The Protestant Church Berlin-Brandenburg-Silesian Upper Lusatia cannot offer weekly religious instruction at every school in the capital due to financial and human resources reasons.
“We would very much like to offer religious instruction wherever it is desired”, Heike Krohn-Bräuer, spokeswoman for the Protestant Church in the area told news agency Idea.
Even in the future, “there will be a a lack of religious teachers for the Protestant church, which means that not all students who would like to receive religious instruction may be eligible”, she added.
500 PROTESTANT TEACHERS
The spokeswoman emphasized that the means of the members must be handled responsibly. Therefore, religious education can only be offered within the scope of the corresponding possibilities.
In the area of the Evangelical Church Berlin-Brandenburg-Silesian Upper Lusatia, there are about 500 Protestant teachers of religion, who can only cover about 70 % of schools in Berlin.
The state of Berlin assumes the cost of a religion teacher to 90%, but only from a certain class size. The minimum size of a group should not average less than eight students.
Since 2012, the number of participants has increased slightly year on year.

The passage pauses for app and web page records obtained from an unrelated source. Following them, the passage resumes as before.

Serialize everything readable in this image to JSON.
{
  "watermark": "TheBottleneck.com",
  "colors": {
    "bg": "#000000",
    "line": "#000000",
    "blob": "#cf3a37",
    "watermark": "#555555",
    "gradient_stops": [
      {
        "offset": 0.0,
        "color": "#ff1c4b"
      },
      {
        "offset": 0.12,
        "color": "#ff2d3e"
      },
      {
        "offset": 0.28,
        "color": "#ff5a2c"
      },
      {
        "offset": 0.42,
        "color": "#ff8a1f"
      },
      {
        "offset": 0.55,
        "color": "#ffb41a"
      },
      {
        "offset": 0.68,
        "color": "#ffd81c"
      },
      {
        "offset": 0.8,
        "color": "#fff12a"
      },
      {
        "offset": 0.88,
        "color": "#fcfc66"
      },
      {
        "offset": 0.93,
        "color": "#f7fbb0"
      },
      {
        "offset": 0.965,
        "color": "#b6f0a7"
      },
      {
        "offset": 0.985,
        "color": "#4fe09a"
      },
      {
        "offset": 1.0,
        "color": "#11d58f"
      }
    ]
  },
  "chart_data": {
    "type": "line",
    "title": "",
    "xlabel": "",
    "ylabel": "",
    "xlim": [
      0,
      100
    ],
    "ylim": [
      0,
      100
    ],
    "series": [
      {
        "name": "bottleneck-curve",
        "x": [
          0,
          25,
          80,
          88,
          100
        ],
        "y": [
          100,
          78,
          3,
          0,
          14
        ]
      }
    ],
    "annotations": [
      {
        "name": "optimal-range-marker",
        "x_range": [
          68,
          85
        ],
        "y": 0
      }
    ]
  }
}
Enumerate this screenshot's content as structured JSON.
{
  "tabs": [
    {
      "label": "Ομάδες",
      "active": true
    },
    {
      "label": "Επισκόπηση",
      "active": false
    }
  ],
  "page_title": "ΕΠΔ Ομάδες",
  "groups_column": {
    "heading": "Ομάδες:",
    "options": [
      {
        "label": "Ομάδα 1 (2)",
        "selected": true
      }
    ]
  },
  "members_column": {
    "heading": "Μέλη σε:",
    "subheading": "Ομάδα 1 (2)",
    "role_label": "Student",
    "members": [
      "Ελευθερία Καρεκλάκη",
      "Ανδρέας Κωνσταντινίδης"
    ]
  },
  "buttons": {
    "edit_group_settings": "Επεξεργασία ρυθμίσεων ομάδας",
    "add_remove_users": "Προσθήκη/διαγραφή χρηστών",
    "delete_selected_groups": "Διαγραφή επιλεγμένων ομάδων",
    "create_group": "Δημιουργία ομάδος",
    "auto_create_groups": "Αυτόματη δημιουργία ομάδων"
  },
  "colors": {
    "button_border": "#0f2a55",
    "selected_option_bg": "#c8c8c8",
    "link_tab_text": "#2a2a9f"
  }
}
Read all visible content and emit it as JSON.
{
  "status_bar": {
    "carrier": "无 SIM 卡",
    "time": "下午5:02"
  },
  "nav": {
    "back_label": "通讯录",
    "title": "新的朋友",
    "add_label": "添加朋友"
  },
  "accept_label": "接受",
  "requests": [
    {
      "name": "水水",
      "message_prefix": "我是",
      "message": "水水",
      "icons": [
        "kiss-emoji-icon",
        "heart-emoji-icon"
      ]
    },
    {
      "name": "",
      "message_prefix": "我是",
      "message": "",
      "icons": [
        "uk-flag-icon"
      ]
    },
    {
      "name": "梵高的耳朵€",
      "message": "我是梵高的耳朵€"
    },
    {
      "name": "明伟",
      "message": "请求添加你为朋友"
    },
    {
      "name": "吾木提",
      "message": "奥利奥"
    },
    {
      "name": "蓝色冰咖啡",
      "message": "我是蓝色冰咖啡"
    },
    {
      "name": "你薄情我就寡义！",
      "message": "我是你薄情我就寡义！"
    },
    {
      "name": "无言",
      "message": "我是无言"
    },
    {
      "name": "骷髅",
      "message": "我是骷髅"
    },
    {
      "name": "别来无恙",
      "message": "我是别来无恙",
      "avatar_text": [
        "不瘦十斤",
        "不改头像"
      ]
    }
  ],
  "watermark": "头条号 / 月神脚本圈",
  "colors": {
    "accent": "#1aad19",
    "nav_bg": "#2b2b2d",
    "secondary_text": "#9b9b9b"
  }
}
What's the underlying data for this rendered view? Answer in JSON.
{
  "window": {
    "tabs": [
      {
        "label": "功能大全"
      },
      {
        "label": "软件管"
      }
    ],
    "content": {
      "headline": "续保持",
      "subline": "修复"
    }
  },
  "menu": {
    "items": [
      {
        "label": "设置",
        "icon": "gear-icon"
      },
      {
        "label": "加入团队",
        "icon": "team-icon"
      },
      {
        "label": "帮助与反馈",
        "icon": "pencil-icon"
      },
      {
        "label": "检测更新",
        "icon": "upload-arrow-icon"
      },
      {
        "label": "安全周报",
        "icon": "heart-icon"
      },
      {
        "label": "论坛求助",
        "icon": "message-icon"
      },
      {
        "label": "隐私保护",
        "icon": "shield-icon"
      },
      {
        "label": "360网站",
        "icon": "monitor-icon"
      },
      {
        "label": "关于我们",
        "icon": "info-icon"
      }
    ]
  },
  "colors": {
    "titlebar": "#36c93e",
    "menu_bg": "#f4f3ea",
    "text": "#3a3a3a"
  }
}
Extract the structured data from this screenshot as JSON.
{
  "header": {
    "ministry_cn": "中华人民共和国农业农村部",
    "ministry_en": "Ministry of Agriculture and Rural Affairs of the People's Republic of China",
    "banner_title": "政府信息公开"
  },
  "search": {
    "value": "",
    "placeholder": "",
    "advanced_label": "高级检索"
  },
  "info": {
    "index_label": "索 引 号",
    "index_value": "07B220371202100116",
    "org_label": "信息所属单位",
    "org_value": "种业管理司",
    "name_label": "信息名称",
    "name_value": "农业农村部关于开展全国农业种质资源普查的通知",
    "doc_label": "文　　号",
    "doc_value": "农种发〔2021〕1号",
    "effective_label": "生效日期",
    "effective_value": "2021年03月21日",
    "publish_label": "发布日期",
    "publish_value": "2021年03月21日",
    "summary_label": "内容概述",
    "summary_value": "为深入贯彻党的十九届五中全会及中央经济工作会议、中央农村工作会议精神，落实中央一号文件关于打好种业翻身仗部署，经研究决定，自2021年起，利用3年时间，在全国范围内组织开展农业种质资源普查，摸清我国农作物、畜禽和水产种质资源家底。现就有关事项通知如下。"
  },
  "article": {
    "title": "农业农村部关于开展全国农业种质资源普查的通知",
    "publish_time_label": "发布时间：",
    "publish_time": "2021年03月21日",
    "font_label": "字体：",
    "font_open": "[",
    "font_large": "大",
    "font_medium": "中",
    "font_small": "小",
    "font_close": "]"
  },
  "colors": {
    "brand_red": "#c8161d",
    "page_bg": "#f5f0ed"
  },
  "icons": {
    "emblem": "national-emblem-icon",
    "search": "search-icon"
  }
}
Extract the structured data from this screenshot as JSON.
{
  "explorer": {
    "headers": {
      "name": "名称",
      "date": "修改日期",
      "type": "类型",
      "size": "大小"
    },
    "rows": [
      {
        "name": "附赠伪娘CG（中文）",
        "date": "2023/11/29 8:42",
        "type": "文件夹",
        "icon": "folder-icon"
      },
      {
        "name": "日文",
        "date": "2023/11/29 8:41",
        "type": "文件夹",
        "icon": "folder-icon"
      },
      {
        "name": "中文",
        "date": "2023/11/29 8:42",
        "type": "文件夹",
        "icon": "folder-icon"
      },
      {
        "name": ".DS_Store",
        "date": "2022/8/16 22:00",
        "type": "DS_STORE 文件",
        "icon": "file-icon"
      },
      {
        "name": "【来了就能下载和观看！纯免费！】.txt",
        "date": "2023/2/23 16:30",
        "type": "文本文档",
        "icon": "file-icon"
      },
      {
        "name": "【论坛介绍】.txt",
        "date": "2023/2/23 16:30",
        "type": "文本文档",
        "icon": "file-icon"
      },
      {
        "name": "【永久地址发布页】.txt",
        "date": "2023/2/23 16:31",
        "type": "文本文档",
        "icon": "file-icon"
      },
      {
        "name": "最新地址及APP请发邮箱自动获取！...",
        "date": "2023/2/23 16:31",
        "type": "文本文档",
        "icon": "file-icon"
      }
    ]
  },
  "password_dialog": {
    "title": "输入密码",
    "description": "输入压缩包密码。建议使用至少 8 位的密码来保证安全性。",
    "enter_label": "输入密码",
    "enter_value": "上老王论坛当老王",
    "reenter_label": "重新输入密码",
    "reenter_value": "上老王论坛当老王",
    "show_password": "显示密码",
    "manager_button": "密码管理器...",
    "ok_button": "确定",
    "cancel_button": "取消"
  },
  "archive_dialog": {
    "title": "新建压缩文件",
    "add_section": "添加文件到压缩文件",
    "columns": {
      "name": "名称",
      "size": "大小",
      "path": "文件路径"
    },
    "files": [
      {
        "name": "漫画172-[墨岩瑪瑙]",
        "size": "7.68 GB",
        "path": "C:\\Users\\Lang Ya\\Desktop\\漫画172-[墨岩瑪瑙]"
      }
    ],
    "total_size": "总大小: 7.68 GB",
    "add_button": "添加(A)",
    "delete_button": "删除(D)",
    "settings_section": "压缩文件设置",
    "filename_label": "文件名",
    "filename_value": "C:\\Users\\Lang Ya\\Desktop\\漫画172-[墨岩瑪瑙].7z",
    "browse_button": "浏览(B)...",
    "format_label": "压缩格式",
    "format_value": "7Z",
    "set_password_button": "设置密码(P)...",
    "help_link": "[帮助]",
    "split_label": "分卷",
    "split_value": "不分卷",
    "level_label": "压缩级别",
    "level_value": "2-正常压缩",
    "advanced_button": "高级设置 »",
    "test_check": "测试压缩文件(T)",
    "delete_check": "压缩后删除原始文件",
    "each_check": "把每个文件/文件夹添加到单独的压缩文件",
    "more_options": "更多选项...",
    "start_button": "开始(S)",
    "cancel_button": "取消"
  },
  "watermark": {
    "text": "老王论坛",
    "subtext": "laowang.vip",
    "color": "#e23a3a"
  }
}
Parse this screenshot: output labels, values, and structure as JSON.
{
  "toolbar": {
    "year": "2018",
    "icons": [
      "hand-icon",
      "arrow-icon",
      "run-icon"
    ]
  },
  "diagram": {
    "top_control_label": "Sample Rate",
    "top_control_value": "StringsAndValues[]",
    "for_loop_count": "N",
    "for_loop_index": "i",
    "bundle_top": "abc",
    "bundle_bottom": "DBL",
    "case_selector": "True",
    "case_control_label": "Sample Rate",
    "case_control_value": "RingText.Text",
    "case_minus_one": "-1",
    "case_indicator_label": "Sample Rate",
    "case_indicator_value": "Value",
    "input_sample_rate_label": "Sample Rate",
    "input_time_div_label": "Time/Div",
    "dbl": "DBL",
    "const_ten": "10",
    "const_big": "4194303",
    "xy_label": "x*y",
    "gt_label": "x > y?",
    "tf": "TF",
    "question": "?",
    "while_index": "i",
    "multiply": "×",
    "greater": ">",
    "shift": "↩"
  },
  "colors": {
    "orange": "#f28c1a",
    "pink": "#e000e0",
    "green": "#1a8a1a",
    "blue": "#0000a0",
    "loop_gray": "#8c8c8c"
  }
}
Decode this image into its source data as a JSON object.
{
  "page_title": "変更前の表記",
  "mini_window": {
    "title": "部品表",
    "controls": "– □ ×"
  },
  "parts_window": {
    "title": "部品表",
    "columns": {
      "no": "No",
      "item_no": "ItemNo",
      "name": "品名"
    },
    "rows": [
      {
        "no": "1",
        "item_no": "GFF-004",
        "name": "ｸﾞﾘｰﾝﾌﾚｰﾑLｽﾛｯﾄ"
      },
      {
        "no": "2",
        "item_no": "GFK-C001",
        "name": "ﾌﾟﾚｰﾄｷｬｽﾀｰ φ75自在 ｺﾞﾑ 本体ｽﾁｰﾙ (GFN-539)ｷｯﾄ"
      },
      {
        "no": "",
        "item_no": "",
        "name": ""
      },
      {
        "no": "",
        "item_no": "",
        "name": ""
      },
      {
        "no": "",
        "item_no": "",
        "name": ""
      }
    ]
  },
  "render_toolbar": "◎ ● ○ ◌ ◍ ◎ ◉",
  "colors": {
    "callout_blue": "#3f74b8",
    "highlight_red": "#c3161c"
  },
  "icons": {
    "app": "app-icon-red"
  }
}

However, in October 2017, the participation rate dropped from 23.1 to 22.1%.
This has affected many schools, such as the Teltow Primary school in the Berlin , where the average size of the study groups is too small, so that Protestant religion can no longer be taught and only Islamic classes are on the curriculum for the new school year.
“CHILDREN ENCOUNTER RELIGION” PROJECT
According to Krohn-Bräuer, the regional church offers an alternative project in schools where religious education can not be offered.
It is a one-week project called “Children encounter religio”",in which students visit churches, synagogues and other religious sites.
The religious education is not a proper subject in the capital, but a voluntary offer of the churches.
There has been much discussion about the general shortage of teachers in Germany's schools, the worst in three decades, for several weeks.
According to the Teachers' Association, there are nearly 40,000 teachers missing from all over Germany and 10,000 vacancies.